= Problem =
Lines below that include "TEST" are the answer; copy each one.

#### Exercise input ####

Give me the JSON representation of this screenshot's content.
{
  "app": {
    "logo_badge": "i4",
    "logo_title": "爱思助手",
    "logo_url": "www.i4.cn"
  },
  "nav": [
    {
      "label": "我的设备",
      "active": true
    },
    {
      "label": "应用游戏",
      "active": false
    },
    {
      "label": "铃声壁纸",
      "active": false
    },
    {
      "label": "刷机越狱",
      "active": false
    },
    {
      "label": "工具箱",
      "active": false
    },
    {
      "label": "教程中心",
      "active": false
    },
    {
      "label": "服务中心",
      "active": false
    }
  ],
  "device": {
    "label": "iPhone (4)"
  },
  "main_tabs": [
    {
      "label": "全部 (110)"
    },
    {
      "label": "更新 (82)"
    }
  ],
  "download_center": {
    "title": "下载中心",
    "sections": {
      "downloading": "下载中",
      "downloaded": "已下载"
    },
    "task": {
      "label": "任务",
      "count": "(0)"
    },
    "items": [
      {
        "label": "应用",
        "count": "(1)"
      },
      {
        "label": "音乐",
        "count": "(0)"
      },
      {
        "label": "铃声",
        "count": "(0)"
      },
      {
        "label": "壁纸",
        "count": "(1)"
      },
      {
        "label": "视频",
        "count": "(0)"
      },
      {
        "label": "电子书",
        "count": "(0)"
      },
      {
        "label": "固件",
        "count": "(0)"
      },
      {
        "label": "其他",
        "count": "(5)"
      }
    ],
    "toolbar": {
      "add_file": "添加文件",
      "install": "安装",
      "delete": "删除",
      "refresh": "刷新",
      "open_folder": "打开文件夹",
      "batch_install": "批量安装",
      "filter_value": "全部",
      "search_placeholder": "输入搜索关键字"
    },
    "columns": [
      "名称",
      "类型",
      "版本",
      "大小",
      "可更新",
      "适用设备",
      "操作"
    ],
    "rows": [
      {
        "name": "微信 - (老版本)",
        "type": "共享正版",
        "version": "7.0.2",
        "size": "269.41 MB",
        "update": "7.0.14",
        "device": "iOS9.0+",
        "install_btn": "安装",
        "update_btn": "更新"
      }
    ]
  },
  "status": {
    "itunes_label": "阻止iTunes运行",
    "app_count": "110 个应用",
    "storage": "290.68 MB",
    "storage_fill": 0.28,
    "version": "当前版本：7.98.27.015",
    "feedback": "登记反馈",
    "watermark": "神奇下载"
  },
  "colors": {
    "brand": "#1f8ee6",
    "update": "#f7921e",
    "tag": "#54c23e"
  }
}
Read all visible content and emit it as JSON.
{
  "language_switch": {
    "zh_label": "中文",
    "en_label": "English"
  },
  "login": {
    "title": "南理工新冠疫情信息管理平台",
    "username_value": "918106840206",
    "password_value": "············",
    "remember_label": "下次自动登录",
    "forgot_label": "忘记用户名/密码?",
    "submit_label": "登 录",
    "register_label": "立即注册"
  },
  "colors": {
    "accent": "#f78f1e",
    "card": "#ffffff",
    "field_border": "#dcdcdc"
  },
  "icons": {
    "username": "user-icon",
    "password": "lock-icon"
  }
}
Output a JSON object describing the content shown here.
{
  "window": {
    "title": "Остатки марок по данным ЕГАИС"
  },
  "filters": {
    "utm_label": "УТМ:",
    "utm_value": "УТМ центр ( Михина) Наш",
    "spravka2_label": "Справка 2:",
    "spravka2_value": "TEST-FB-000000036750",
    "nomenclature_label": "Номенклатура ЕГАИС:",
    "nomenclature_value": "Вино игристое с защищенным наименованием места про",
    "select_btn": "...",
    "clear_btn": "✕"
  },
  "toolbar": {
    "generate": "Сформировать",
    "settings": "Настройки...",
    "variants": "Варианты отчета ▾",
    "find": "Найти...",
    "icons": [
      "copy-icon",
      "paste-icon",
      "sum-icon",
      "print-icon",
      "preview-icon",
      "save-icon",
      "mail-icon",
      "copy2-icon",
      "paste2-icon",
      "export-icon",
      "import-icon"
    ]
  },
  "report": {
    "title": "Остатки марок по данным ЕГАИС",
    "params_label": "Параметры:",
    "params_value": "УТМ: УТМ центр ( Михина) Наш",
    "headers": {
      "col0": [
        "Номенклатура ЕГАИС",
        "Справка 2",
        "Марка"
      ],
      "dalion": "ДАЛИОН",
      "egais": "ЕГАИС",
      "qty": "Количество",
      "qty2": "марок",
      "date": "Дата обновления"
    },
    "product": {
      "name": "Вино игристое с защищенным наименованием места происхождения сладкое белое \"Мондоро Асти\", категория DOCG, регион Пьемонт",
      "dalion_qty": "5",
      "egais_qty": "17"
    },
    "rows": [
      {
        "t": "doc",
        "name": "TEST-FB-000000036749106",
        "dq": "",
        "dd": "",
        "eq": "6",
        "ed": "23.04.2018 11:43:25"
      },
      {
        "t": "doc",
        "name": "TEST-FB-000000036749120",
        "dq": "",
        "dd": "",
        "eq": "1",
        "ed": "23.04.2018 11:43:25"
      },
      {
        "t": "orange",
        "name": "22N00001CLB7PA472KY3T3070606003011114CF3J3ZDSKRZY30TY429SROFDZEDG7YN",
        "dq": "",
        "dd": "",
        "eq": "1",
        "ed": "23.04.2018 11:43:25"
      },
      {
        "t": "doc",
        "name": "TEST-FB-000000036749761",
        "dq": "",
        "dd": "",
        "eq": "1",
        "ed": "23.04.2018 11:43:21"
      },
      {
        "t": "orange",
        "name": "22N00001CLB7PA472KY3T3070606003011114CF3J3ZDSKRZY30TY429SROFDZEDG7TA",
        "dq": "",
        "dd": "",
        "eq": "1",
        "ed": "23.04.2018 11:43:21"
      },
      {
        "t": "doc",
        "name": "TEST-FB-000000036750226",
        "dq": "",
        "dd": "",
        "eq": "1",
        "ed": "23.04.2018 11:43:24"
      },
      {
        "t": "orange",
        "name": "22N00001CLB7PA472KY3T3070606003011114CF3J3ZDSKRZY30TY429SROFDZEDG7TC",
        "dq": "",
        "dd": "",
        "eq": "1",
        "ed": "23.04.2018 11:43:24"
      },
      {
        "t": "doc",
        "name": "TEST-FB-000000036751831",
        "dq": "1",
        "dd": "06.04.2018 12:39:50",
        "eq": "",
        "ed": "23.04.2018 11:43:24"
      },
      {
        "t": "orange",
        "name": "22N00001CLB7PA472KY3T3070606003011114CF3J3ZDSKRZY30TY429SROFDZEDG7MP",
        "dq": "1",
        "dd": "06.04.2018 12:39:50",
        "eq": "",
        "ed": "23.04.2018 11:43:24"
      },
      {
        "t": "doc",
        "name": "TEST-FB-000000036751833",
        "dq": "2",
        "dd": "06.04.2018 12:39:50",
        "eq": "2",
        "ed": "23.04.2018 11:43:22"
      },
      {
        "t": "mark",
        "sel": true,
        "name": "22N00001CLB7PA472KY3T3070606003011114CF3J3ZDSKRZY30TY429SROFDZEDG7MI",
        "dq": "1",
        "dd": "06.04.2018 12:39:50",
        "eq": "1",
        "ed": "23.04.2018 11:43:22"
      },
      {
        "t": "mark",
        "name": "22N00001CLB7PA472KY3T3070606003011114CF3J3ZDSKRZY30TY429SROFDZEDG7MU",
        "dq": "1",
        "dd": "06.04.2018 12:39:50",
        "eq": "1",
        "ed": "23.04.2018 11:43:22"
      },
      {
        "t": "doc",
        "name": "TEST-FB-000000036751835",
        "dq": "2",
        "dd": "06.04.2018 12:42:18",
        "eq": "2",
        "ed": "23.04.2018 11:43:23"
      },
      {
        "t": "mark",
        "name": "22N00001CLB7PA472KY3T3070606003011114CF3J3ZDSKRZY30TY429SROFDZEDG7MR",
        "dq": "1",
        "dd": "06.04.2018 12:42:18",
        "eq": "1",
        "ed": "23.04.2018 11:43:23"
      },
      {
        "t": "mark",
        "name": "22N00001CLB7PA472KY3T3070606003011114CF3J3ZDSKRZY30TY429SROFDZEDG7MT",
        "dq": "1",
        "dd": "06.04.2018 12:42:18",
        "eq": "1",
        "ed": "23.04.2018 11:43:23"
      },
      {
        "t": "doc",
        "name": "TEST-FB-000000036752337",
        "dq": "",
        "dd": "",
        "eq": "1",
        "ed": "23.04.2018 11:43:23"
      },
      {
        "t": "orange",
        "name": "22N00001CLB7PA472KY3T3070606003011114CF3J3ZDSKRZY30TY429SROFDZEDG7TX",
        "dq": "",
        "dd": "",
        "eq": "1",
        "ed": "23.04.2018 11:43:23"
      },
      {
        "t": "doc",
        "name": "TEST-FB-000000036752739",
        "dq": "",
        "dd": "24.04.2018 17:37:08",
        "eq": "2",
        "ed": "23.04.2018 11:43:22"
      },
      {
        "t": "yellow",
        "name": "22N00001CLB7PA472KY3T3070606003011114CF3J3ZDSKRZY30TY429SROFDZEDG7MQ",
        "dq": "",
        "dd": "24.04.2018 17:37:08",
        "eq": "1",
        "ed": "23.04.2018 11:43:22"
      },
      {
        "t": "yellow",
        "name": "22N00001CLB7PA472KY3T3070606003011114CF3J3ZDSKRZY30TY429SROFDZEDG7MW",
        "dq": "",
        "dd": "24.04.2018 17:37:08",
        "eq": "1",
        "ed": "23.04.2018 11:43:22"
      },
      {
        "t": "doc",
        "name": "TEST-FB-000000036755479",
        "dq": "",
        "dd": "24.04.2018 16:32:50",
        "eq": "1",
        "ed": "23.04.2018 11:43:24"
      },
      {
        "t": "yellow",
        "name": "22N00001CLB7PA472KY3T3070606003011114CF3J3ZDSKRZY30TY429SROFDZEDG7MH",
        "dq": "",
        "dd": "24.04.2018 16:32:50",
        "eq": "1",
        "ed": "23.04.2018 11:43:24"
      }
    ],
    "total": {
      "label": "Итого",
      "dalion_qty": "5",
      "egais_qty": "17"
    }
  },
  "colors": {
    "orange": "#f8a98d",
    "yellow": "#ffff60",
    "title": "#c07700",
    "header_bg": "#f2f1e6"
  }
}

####

= Solution =
    "spravka2_value": "TEST-FB-000000036750",
        "name": "TEST-FB-000000036749106",
        "name": "TEST-FB-000000036749120",
        "name": "TEST-FB-000000036749761",
        "name": "TEST-FB-000000036750226",
        "name": "TEST-FB-000000036751831",
        "name": "TEST-FB-000000036751833",
        "name": "TEST-FB-000000036751835",
        "name": "TEST-FB-000000036752337",
        "name": "TEST-FB-000000036752739",
        "name": "TEST-FB-000000036755479",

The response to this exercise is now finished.